For decades, organizations, doctors and parents focused on treating autism as a disease and steered millions of dollars in funding to find a “cure” instead of to provide services to autistic people. Political journalist Eric Garcia chronicles that history in his new book “We're not Broken: Changing The Autism Conversation,” and draws on his own experience as an autistic person to lay out the ongoing challenges and misperceptions they face. Garcia points out that autistic people are often portrayed as white male children or engineers, when in fact autistic people come in every gender and ethnic background. We talk with Garcia about why autism is so misunderstood and how to change the narrative.

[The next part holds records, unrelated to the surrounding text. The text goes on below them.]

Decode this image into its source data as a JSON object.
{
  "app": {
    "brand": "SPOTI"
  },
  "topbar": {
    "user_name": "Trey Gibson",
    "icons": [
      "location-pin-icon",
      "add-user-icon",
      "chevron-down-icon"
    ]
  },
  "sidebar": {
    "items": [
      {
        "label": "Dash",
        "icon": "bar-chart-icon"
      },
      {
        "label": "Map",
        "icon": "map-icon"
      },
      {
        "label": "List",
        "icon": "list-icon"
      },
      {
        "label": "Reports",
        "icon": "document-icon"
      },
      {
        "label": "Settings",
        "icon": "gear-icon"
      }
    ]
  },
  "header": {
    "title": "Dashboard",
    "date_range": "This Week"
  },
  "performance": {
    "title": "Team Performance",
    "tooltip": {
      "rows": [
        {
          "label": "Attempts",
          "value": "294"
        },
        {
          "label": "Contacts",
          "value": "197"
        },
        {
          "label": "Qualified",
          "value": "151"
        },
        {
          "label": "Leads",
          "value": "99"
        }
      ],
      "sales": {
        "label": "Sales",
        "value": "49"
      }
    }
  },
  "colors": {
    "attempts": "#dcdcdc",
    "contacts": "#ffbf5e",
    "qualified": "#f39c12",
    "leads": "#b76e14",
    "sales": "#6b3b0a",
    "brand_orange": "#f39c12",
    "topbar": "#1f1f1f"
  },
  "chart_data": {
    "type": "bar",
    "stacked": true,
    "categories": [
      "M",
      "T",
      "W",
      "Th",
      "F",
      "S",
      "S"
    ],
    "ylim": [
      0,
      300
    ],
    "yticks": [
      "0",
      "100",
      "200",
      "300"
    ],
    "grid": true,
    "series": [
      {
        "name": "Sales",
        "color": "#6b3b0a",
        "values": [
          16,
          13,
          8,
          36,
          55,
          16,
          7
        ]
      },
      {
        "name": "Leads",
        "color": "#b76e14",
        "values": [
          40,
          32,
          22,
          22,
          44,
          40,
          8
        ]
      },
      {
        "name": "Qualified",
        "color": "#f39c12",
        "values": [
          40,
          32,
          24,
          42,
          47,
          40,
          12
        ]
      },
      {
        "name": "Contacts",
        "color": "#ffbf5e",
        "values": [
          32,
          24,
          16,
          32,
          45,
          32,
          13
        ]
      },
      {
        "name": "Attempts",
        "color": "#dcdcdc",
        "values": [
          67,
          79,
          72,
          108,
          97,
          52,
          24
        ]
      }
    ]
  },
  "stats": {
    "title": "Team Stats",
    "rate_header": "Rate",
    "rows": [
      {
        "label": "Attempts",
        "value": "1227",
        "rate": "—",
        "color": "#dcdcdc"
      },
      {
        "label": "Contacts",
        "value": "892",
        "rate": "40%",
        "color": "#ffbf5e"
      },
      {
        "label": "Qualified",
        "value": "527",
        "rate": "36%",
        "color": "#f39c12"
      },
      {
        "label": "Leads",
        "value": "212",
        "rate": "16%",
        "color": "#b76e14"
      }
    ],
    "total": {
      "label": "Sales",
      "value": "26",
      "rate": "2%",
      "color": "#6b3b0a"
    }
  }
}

We don't get to pick where we're born, who our parents are, or the set of beliefs we're taught growing up. But what we do have is the power to change our mindsets, develop skills and habits that create success, and ultimately become the best version of ourselves. If there's anyone who is a testament to that concept, it's Cynthia Garcia. Cynthia is a visionary leader, a life coach, and the founder and CEO of the Institute of Transformational Nutrition. On this episode of The Model Health Show, Cynthia is back to share powerful insights on changing the stories we tell ourselves, how shifting your identity can change your life, and how to pursue a career that you love. You're going to hear Cynthia's personal story of overcoming hardships, real tips for transformation, and how to live with purpose. If you feel like this time in history is your time to make a difference, speak out, and follow your passions, this episode was meant for you. Cynthia's personal anecdotes and insights are profoundly inspiring. So listen in, take notes, and enjoy this episode with the one and only, Cynthia Garcia! In this episode you'll discover: Why changing your life through changing your thoughts is not sustainable. How the stories we tell ourselves guide our decisions. Why right now is the time to reevaluate your life, goals, and career. How the stories we tell ourselves are like icebergs. What looping is. The acronym STORY, and how it can help you change your life. How to set yourself free from old, disempowering stories. Why identities are so powerful. The truth about rock bottom and experiencing change. Why millions of people are refocusing their careers. The three areas of our health that lead to balance. How healing can help you impact other people. The difference between coaching and cheerleading. Why mindset is the first step in Cynthia's 6-step business building blueprint. The unique opportunities that exist right now, and why you should use your voice. Items mentioned in this episode include: Themodelhealthshow.com/takecontrol Join TMHS Facebook community - Model Nation Be sure you are subscribed to this podcast to automatically receive your episodes: Apple Podcasts Stitcher Spotify Soundcloud *Download Transcript